[Website and app data records]

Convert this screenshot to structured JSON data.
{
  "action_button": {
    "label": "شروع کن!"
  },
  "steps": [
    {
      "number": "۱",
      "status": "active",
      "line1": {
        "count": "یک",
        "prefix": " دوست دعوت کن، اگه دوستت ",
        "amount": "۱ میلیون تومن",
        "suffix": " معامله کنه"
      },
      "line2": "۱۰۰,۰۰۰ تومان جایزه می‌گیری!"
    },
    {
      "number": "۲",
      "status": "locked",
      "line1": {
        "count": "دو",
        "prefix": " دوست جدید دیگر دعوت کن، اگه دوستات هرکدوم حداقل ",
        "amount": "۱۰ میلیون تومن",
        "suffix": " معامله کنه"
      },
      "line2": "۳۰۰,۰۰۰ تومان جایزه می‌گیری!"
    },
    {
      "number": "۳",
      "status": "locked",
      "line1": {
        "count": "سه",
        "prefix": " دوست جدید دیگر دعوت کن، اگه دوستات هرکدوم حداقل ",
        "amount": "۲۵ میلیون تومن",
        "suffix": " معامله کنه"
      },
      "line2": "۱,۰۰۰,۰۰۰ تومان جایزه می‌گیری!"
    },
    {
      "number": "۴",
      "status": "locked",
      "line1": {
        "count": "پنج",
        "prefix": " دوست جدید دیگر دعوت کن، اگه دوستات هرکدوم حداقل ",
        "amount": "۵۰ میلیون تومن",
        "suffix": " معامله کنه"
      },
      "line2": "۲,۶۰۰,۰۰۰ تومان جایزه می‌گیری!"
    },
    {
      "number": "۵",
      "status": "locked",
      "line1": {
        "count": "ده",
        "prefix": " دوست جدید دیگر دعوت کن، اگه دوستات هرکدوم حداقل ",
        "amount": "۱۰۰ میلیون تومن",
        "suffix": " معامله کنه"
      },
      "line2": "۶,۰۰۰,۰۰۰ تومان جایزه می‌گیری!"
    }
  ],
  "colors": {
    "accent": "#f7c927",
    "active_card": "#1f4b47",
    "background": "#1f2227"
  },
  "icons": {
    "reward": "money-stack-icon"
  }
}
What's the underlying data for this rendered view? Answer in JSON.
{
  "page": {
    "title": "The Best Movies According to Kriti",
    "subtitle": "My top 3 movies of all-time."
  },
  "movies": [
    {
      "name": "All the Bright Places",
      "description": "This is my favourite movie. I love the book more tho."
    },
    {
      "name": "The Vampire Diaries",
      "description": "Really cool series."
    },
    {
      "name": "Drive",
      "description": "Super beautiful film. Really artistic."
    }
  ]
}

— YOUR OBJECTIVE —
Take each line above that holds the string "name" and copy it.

— EXERCISE ANSWER —
      "name": "All the Bright Places",
      "name": "The Vampire Diaries",
      "name": "Drive",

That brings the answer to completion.